_Assigned task_:
What you return must be the data below, word for word, without any images.

Data records Start Marker

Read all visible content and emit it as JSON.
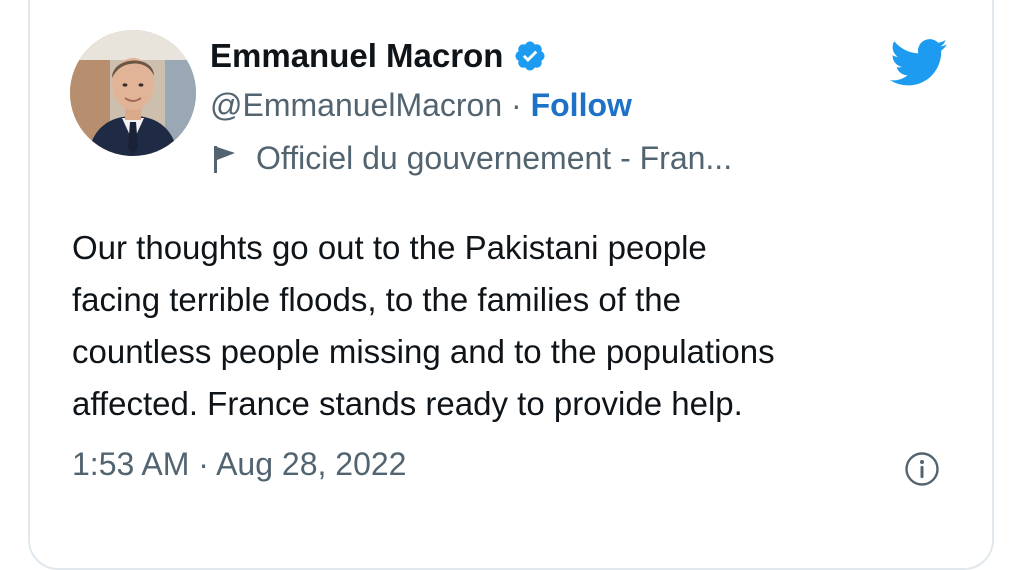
{
  "author": {
    "name": "Emmanuel Macron",
    "handle": "@EmmanuelMacron",
    "separator": " · ",
    "follow_label": "Follow",
    "account_label": "Officiel du gouvernement - Fran..."
  },
  "tweet": {
    "text": "Our thoughts go out to the Pakistani people\nfacing terrible floods, to the families of the\ncountless people missing and to the populations\naffected. France stands ready to provide help.",
    "timestamp": "1:53 AM · Aug 28, 2022"
  },
  "icons": {
    "verified": "verified-badge-icon",
    "brand": "twitter-bird-icon",
    "flag": "flag-icon",
    "info": "info-icon"
  },
  "colors": {
    "accent": "#1d9bf0",
    "follow": "#1d72c8",
    "text": "#0f1419",
    "secondary": "#536471",
    "border": "#e1e8ed"
  }
}
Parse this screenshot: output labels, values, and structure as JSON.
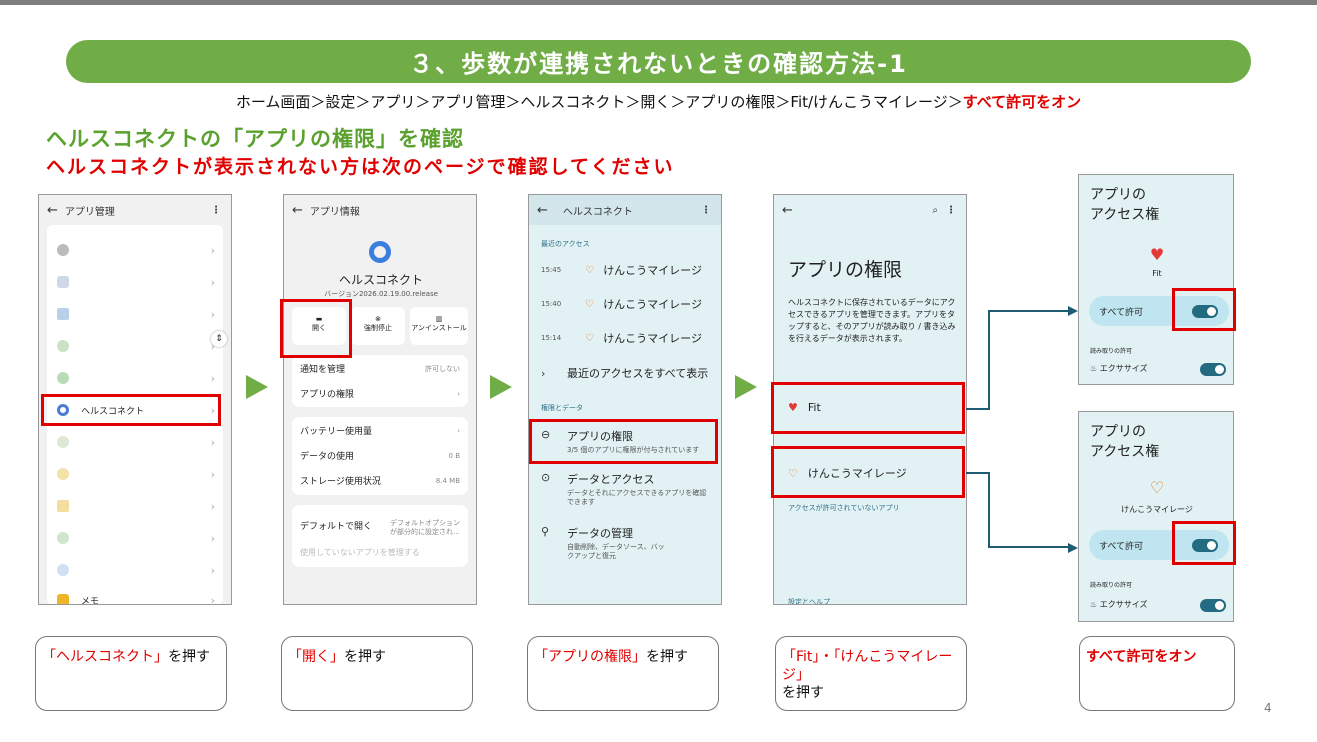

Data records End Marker

_Result_:
Read all visible content and emit it as JSON.
{
  "author": {
    "name": "Emmanuel Macron",
    "handle": "@EmmanuelMacron",
    "separator": " · ",
    "follow_label": "Follow",
    "account_label": "Officiel du gouvernement - Fran..."
  },
  "tweet": {
    "text": "Our thoughts go out to the Pakistani people\nfacing terrible floods, to the families of the\ncountless people missing and to the populations\naffected. France stands ready to provide help.",
    "timestamp": "1:53 AM · Aug 28, 2022"
  },
  "icons": {
    "verified": "verified-badge-icon",
    "brand": "twitter-bird-icon",
    "flag": "flag-icon",
    "info": "info-icon"
  },
  "colors": {
    "accent": "#1d9bf0",
    "follow": "#1d72c8",
    "text": "#0f1419",
    "secondary": "#536471",
    "border": "#e1e8ed"
  }
}
Parse this screenshot: output labels, values, and structure as JSON.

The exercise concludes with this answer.